I’m keen to strip back Dillon Seitchik-Reardon to a person with no camera, no computer or editing software and not even any swim shorts. You are still living in your usual environment and have the same people around you. How do you see your ‘Person Power’ and what do you still possess that gives you the ability to impact on the world in a positive way?
I smile at a lot of people and most of the time they smile back. I think we could all have a positive impact on the world by trying to approach every day with kindness and curiosity. I don’t always get it right, but I think those traits provide a good framework for all relationships, whether with people or nature.
Dalhousie Springs, SA
After many days driving through the treeless red plain of the outback, Dalhousie Springs emerges as a shimmering mirage. This enormous hot spring is very close to the geographic centre of Australia and is fed by the Great Artesian Basin. It’s ancient water that has literally taken millions of years to reach the surface, travelling through the ground from far north Queensland to bubble to the surface here at 38C. One of the most unique and memorable places I have ever been in my life.
You have taken care of some our video production at BLAEK Store in the past and we have loved working with you. I thought it would be cool to get your thoughts on the importance of living a sustainable lifestyle, what sustainable shopping means to you and how you think we can all improve the way in which we care for the natural world. How do the two go hand in hand?
For me, living a sustainable lifestyle is about avoiding growth for the sake of growth. There is always something bigger and better to lust after and it is easy to feel like that is a path to success. I like collaborating with people, but don’t want staff or a large office space. There are always new cameras on the market, but it doesn’t mean you will be a better photographer. I hardly buy anything new, and if I do, I go for a few high-quality things that will last.
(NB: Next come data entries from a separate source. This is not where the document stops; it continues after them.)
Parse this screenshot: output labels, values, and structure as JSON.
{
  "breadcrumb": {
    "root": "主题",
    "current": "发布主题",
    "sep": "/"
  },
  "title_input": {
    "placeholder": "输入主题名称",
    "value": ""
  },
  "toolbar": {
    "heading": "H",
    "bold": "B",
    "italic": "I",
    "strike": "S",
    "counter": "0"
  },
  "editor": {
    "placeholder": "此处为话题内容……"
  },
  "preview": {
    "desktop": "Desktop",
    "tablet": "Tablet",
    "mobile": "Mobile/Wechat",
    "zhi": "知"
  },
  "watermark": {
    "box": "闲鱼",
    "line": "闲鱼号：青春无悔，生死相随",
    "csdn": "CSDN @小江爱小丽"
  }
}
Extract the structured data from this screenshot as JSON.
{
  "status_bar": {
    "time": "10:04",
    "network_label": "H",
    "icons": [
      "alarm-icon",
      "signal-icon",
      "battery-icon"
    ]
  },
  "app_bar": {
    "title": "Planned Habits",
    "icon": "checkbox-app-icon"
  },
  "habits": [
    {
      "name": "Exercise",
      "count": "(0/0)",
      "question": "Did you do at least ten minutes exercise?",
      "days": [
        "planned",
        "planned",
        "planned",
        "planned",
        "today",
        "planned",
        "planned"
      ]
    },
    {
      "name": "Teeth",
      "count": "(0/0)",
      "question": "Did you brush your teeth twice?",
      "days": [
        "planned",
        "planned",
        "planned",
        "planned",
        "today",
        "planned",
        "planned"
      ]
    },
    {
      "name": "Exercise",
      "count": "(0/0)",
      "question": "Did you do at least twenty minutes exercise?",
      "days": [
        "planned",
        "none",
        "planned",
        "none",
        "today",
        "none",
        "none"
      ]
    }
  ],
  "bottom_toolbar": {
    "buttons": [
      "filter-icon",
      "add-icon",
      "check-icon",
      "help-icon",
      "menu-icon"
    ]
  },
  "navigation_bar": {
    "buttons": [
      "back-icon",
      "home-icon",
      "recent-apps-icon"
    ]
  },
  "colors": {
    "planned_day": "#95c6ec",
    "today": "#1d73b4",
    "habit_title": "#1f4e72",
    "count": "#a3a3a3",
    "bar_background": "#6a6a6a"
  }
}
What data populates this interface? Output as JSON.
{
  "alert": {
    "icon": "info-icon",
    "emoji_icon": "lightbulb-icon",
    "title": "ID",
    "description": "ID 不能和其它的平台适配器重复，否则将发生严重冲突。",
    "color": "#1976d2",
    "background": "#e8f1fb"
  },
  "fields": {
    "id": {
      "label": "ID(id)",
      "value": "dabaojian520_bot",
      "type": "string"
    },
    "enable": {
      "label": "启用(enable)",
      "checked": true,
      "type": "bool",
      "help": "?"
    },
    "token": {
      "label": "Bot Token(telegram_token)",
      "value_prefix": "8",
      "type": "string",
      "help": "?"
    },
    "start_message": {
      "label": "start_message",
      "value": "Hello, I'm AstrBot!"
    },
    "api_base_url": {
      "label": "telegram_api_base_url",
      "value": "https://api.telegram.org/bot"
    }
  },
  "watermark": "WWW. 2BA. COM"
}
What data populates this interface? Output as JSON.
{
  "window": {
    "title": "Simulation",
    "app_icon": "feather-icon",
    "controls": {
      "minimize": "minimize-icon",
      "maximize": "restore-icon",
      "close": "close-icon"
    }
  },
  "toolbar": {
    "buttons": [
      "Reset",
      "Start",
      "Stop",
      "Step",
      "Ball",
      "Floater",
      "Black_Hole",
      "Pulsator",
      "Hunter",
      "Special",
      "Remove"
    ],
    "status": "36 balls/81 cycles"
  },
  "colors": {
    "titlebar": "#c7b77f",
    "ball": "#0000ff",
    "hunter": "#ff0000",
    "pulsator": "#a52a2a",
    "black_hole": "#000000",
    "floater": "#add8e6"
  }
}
It matters how and where things are produced. Food and apparel are the most important to get right, because there is such a big gap between the best and worst practices. Sometimes it is hard to vet every brand yourself, which is why shops like BLAEK Store are so great. You’ve already done the hard work for me.
Collins Flat Beach, Sydney, NSW
For something very local, but still a bit of a secret, this is Collins Flat Beach, just around the cover from Little Manly Cover on the Harbour side. On our quest to find the best places to swim in Sydney for our latest book (Places We Swim Sydney - out October 2020) we discovered this tiny paradise. It's a quiet, protected bay with ideal swimming condition and ice cream delivery by boat in summer.
Would you please share any links where people can find more out about your work?